OSHA requirements are set by statute, standards and regulations. Our interpretation letters explain these requirements and how they apply to particular circumstances, but they cannot create additional employer obligations. This letter constitutes OSHA's interpretation of the requirements discussed. Note that our enforcement guidance may be affected by changes to OSHA rules. Also, from time to time we update our guidance in response to new information. To keep apprised of such developments, you can consult OSHA's website at http://www.osha.gov.

October 25, 1995

Sam Mannan, Ph.D, PE, CSP
Division Director
Process Safety and Risk Assessment
RMT/Jones & Neuse, Inc.
912 Capital of Texas
Highway South
Suite 300
Austin, Texas 78746-6163

Dear Dr. Mannan:

This is in response to your letter of July 24, addressed to Mr. Michael A. Marshall of the Office of Construction and Engineering, regarding the Process Safety Management (PSM) for Highly Hazardous Chemicals Standard, 29 CFR 1910.119 and its applicability to the specific scenarios that you have outlined. Your letter was forwarded to our office for response.
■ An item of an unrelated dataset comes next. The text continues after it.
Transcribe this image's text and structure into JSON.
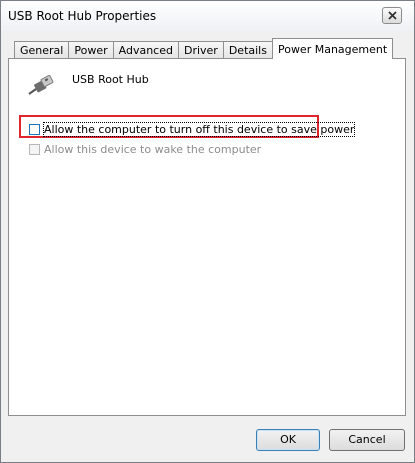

Following are the scenarios outlined in your letter and our response to each inquiry, respectively.

Scenario 1: Does simple blending or mixing (without a chemical reaction) of a flammable mixture (quantity less than 10,000 pounds) in proximity of multiple storage containers of flammable liquid with an aggregate in excess of 10,000 pounds require coverage under PSM?

Response: According to the information that you have provided, 1910.119 would apply to this scenario. Paragraph (a)(1)(ii) of the referenced Standard states that this Section is applicable to, "A process which involves a flammable liquid or gas (as defined in 1910.1200 of this part) on site in one location, in a quantity of 10,000 pounds or more. Please note that a "process" according to 1910.119, "means any activity involving a highly hazardous chemical including any use, storage, manufacturing handling, or the on-site movement of such activities. For purposes of this definition, any group of vessels which are interconnected an separate vessels which are located such that a highly hazardous chemical could be involved in a potential release shall be considered a single process."

Scenario 2(a): Does simple blending or mixing (without a chemical reaction) of a flammable mixture which is connected to a storage quantity greater than 10,000 pounds require coverage under PSM?

2(b): Please define blending, mixing and agitation if they are viewed differently with regard to PSM.

Response 2(a): Please note that the definition of a "process" does not include a chemical reaction as a necessary condition to determine the applicability of the Standard. Therefore, due to the vessel interconnectivity and the definition of a "process" as quoted in the previous response, this scenario would also be covered under 1910.119.

Response 2(b): Blending, Mixing and Agitation are not viewed differently with regard to PSM. That is, the method of achieving a desirable product or intermediate, etc., is not a condition of the Standard's applicability, according to 1910.119(a). As you may be aware, during the process of gas-liquid mixing in agitators, the materials involved in an air-gas mixture are capable of forming an explosive mixture (due to the simple process of evaporation), and due care must be exercised to eliminate possible sources of ignition. In addition, hazards of possible combustion could be expected during liquid-liquid mixing. Currently, OSHA reviewed an accident involving a blender. No chemical reaction was intended in this process. This particular blend, however, resulted in a major explosion including a number of fatalities. In this event, a leaking line resulted in the formation of a reaction between the water and the water reactive chemicals in the blender. This process was designed as a simple blending process, but due to the inadvertent leak, a massive explosion occurred. Therefore, the applicability of PSM is determined by the scope of 1910.119 which is under paragraph (a) and not by the method utilized to mix or blend chemicals.

Scenario 3: How is connectivity in general interpreted? For example, consider a system having a supply line disconnect such as a removable section of pipe which creates a non-connection to a process during process operation. Can we interpret the supply tanks/storage to be not covered by PSM?

Response: This would not be a correct interpretation. Again, please reference the definition of "process" above. In addition, so long as the threshold quantities listed in Appendix A are exceeded, 1910.119 would be applicable.

If you need further assistance, please contact Alcmene Haloftis of my staff at 202-219-8031.


John B. Miles, Jr., Director
Directorate of Compliance Programs